Maxine and her colleagues built a broad coalition of people pressing for federal legislation to create a national park. In October, 1974, President Gerald Ford signed PL 94-439 to establish the Big Thicket National Preserve (BTNP), the first-ever National Preserve in the National Park System.
Maxine’s passion for the Big Thicket has resulted in the creation of a unique archive at Lamar University documenting many aspects of the Big Thicket, including the industries of the region, its folklore, and its place in Texas history, with a special emphasis on documenting the long history of preservation efforts for this special region.
As a leader, Linda has directed nonprofit conservation organizations while also aiding and influencing other conservation organizations in the community. During her leadership at the Galveston Bay Foundation, Linda implemented programs that led to regional, state and national recognition.
As a program director for The Trust for Public Land (TPL), Linda planned and implemented the Saving Our Coastal Heritage Program and the Southeast Texas Program, which assisted local governments in increasing land conservation and public access to Galveston Bay and its tributaries in the Houston-Galveston area.
Linda introduced TPL’s “Greenprinting” process to Texas – a process that helps communities make informed decisions about how to grow while preserving character, opportunities for recreation, clean water, environmental benefits, and quality of life. This resulted in hundreds of acres of additional conservation lands.
Her work with Bayou Preservation Association through the years on leading a new strategic plan and on identifying and implementing a comprehensive, volunteer-led scientific water quality monitoring team has had a significant impact, and resulted in the conservation, restoration, and enhancement of thousands of acres in Texas for the benefit of the community.

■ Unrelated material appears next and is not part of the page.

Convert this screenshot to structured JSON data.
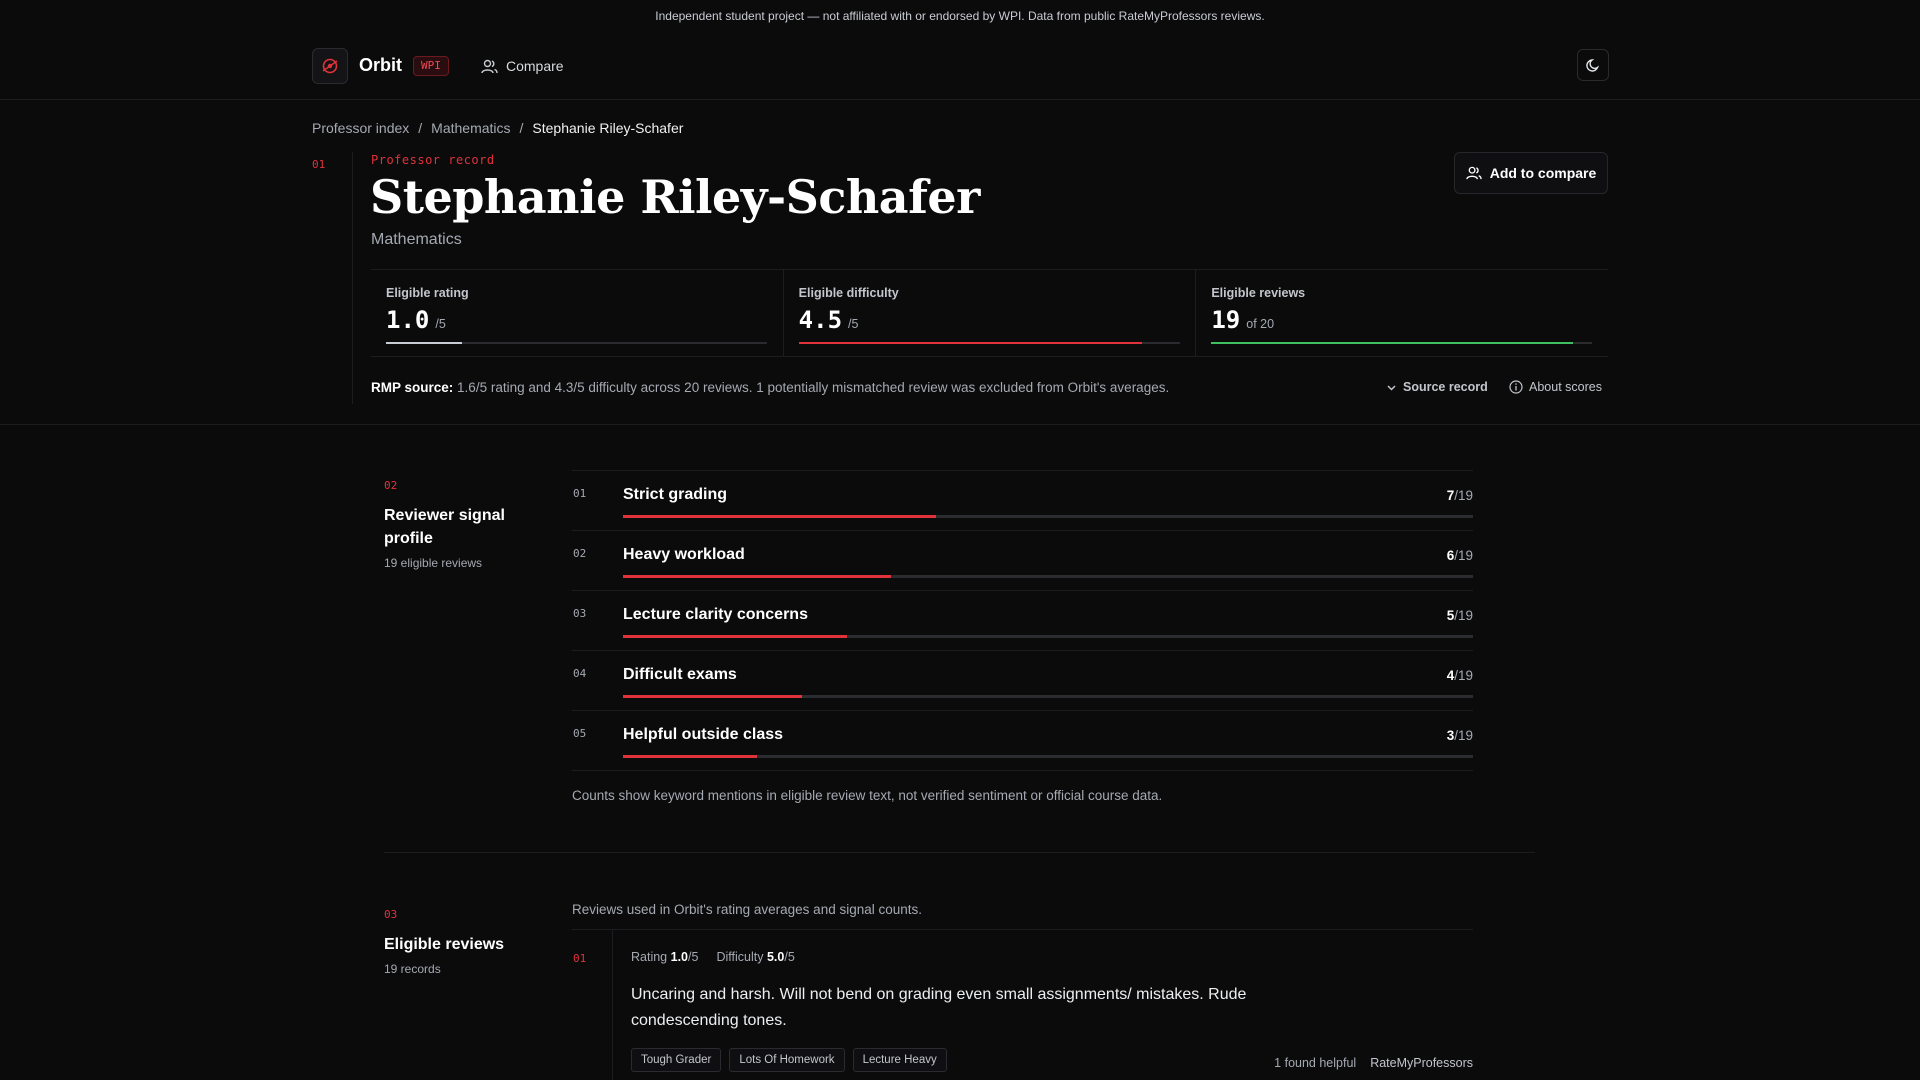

Linda’s passion for conservation and Texas is unparalleled. She has worked tirelessly for more than 30 years on land conservation and public access and education projects. Her profound and continuing love of our environment and her passion for saving today’s beauty for tomorrow’s Texans, will help ensure that parts of our community remain forever.
The National Audubon Society protects birds and the places they need, today and tomorrow, throughout the Americas using science, advocacy, education and on-the-ground conservation. Audubon's state programs, nature centers, chapters and partners have an unparalleled wingspan that reaches millions of people each year to inform, inspire and unite diverse communities in conservation action. Since 1905, Audubon's vision has been a world in which people and wildlife thrive. Audubon is a nonprofit conservation organization. Learn more how to help at www.audubon.organd follow us on Twitter and Instagram at @audubonsociety.